Swapping from drug to drug in a ploy to escape this lifestyle, Tracy made a life changing decision. She was to induce herself onto the methadone program for exactly one year and in turn was on the path to recovery.

From October 2011 Tracy was off the methadone and was officially ‘clean’ for the first time in eleven years. Having only realised to the full extent the experience she had gone through, Tracy sort an outlet that would keep her away from her previous lifestyle.

Having previously been to the Wesley Community centre seeking assistance, Tracy felt it was her calling to change positions and become a volunteer. Not only did it keep her mind off her previous addictions but she could see from the outside what had been her own life. There was and will be no going back.

Tracy recently publicized her story to the Mercury which meant not just the community but her family. She says, “I wanted my family to know the truth and now that they do, I couldn’t go back and disappoint them.”

Tracy now dedicates her life to assisting those who are in the same position as she was for so many years. She says, “the last thing I want to do is turn to people and say, ‘look I’ve done it you can,’… people need to be ready and they need to do it for themselves.”

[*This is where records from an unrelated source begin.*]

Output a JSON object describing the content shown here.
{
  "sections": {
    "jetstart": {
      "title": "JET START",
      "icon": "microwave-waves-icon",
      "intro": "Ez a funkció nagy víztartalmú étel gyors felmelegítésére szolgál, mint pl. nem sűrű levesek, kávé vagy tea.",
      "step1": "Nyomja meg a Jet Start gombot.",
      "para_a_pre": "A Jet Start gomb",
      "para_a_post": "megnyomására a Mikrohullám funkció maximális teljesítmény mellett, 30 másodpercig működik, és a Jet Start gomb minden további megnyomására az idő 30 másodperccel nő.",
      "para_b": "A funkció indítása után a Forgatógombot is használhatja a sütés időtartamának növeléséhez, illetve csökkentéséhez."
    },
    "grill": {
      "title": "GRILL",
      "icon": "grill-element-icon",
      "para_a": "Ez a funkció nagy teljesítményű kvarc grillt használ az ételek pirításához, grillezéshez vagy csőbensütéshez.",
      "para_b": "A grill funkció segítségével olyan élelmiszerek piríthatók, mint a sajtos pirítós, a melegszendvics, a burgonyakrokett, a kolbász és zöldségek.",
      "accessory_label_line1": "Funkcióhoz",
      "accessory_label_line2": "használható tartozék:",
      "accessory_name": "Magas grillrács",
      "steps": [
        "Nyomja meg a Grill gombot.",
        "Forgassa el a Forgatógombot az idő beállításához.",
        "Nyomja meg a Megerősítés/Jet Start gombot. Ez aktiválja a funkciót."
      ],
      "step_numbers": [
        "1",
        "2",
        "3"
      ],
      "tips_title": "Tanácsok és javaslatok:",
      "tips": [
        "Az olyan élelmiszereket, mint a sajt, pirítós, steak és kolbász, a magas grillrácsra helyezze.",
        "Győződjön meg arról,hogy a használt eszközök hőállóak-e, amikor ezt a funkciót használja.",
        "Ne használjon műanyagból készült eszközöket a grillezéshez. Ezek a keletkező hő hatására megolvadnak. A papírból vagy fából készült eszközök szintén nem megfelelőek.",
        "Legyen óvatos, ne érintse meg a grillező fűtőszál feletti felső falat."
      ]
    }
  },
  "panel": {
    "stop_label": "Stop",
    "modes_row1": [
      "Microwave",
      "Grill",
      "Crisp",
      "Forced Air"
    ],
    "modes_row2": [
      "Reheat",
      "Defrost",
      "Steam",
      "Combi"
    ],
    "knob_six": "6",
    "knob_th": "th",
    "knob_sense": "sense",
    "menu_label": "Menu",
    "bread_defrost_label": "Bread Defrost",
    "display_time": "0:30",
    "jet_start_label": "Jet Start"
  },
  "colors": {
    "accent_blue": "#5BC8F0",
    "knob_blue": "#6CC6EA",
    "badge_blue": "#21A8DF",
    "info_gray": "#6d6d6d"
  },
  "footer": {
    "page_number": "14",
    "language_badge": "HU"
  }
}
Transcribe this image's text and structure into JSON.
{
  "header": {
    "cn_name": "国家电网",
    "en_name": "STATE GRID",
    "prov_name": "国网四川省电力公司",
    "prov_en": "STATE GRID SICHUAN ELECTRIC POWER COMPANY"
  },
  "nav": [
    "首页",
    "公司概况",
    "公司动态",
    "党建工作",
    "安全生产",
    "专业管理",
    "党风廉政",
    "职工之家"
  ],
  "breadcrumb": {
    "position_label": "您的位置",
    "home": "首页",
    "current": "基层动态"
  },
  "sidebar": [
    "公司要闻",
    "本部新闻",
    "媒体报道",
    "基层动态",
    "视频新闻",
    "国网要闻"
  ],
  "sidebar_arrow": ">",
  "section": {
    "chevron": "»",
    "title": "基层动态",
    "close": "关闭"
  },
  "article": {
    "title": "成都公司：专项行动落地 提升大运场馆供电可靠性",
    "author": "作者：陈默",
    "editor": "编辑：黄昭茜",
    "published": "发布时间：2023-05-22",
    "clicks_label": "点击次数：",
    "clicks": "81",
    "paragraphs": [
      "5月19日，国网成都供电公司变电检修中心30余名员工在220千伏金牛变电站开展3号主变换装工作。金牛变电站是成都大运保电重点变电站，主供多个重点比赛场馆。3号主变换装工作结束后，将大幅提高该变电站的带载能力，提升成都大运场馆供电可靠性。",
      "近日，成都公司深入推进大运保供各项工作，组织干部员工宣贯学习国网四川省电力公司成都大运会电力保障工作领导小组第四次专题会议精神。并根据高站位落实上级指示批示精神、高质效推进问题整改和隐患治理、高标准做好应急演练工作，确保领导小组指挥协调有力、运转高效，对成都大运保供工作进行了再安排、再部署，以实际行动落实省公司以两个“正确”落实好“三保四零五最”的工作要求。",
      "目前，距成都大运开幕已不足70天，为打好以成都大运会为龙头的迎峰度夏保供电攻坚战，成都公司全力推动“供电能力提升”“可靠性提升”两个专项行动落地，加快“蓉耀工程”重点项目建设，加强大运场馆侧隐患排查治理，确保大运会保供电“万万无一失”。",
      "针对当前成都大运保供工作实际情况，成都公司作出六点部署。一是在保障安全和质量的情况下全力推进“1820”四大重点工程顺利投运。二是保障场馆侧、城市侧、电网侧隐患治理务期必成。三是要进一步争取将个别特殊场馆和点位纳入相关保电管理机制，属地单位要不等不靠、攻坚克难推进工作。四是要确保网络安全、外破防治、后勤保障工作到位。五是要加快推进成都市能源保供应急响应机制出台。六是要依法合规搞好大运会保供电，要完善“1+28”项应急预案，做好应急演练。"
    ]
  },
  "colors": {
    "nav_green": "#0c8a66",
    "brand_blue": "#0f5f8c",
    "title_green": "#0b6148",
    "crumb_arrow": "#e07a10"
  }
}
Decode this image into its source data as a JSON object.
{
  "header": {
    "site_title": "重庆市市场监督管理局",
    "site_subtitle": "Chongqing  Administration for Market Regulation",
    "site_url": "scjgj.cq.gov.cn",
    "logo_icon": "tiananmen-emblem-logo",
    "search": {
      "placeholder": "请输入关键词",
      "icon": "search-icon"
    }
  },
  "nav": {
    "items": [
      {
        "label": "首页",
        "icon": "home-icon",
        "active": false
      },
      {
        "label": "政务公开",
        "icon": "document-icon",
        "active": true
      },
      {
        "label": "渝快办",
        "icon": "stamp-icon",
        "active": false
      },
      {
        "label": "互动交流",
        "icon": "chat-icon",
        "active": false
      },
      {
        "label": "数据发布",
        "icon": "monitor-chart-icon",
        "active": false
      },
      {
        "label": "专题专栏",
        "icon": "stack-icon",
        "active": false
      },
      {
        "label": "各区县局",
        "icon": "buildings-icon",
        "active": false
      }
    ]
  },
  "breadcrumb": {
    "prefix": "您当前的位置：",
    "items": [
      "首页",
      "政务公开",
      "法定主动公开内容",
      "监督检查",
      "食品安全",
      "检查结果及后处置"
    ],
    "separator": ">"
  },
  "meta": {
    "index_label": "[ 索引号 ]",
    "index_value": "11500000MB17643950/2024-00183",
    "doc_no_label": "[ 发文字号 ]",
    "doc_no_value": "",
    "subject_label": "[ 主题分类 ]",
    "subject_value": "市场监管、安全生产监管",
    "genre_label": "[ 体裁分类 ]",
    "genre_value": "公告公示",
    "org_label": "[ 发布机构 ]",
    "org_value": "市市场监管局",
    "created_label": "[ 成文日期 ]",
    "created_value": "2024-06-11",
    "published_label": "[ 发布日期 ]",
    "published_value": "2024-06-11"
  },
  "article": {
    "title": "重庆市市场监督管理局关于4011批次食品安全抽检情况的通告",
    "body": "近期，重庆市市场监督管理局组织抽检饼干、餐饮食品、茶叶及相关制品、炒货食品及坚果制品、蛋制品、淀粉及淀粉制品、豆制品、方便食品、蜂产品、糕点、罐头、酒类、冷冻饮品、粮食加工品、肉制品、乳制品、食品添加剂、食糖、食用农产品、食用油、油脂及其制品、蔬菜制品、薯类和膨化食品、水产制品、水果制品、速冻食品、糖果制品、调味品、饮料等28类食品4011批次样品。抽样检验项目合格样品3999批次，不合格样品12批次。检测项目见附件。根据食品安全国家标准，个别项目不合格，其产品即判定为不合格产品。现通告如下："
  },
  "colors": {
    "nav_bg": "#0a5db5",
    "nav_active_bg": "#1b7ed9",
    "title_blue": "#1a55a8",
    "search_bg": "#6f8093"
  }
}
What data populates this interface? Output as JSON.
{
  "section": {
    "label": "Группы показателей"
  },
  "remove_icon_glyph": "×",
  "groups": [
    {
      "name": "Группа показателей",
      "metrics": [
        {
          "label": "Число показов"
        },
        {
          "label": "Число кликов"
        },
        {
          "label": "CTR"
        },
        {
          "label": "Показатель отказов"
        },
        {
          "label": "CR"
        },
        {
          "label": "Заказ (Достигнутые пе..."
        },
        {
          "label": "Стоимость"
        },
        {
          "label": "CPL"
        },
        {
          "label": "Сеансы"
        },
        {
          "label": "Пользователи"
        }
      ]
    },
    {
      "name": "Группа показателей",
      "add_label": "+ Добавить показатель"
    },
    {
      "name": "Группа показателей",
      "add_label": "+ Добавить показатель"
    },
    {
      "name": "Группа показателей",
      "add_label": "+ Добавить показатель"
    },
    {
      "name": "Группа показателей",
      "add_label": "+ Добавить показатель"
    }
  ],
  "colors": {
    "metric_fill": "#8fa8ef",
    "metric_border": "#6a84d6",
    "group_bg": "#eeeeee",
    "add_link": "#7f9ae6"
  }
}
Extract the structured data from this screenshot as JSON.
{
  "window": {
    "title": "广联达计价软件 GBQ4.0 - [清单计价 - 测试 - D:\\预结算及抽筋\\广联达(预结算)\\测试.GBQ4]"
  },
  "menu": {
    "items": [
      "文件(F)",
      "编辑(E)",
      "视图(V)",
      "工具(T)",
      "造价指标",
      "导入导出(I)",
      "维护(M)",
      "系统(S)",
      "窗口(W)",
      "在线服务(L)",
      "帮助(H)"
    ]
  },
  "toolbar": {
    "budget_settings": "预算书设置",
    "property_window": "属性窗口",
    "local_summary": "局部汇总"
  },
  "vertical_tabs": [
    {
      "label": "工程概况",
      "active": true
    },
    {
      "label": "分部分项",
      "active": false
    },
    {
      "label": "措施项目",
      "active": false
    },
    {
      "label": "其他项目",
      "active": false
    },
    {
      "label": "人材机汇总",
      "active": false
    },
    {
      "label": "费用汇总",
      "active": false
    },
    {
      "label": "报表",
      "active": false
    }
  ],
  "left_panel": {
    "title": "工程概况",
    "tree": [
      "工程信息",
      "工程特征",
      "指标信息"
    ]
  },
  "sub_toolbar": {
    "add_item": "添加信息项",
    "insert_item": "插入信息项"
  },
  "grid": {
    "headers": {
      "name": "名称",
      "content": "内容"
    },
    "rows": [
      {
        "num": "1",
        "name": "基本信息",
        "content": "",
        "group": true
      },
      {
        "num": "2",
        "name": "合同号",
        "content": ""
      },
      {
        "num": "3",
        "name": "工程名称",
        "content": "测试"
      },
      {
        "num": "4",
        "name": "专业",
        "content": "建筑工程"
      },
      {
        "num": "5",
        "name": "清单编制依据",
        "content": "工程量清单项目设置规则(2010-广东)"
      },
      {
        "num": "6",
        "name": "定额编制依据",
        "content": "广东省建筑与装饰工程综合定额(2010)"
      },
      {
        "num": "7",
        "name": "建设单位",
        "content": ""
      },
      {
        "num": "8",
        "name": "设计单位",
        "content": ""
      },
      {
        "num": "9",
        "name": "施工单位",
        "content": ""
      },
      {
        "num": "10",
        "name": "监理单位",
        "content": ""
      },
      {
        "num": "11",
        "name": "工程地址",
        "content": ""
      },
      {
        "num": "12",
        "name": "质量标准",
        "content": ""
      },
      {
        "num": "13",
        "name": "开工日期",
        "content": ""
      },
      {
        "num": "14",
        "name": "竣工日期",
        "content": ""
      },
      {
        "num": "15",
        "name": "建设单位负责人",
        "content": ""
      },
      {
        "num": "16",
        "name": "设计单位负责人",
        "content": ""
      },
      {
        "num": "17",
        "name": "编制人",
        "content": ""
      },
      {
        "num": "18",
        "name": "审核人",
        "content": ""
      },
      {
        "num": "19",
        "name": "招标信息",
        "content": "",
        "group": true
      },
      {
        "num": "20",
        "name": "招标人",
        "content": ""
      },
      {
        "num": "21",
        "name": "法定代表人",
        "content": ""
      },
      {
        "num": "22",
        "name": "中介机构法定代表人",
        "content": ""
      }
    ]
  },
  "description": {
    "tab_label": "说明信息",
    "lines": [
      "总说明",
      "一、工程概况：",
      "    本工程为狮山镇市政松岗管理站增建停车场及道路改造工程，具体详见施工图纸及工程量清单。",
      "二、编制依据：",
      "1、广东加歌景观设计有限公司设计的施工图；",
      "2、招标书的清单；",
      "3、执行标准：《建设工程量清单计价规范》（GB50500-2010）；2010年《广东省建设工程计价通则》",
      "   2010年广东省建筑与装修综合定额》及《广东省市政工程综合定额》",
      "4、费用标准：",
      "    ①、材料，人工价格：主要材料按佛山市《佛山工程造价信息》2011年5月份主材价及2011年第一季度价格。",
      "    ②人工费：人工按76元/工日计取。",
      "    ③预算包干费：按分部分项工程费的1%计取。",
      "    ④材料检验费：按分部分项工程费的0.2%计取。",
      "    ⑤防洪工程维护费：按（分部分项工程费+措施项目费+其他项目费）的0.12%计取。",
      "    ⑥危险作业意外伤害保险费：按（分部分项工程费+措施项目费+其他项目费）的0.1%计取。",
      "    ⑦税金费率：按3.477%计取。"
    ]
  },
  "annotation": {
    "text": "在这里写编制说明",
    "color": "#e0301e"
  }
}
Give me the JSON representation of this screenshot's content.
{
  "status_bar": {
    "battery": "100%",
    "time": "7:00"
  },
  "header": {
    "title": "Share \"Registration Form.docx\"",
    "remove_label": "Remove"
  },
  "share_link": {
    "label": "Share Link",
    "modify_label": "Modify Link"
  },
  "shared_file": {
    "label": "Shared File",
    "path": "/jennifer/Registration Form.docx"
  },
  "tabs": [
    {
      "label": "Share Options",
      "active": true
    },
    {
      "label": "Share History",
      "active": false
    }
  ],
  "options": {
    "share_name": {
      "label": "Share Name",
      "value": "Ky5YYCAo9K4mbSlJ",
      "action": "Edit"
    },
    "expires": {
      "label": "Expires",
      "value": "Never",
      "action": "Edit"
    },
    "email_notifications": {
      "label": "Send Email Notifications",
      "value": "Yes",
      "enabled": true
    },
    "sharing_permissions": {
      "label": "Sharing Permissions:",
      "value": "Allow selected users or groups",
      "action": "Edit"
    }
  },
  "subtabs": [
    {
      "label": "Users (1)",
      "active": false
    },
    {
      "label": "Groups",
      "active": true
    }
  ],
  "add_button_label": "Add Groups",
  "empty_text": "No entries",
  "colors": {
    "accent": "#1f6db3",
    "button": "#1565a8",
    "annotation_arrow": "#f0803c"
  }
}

She is a self-educated woman who knows what people in these situations need and she has made it her life goal to provide this for them.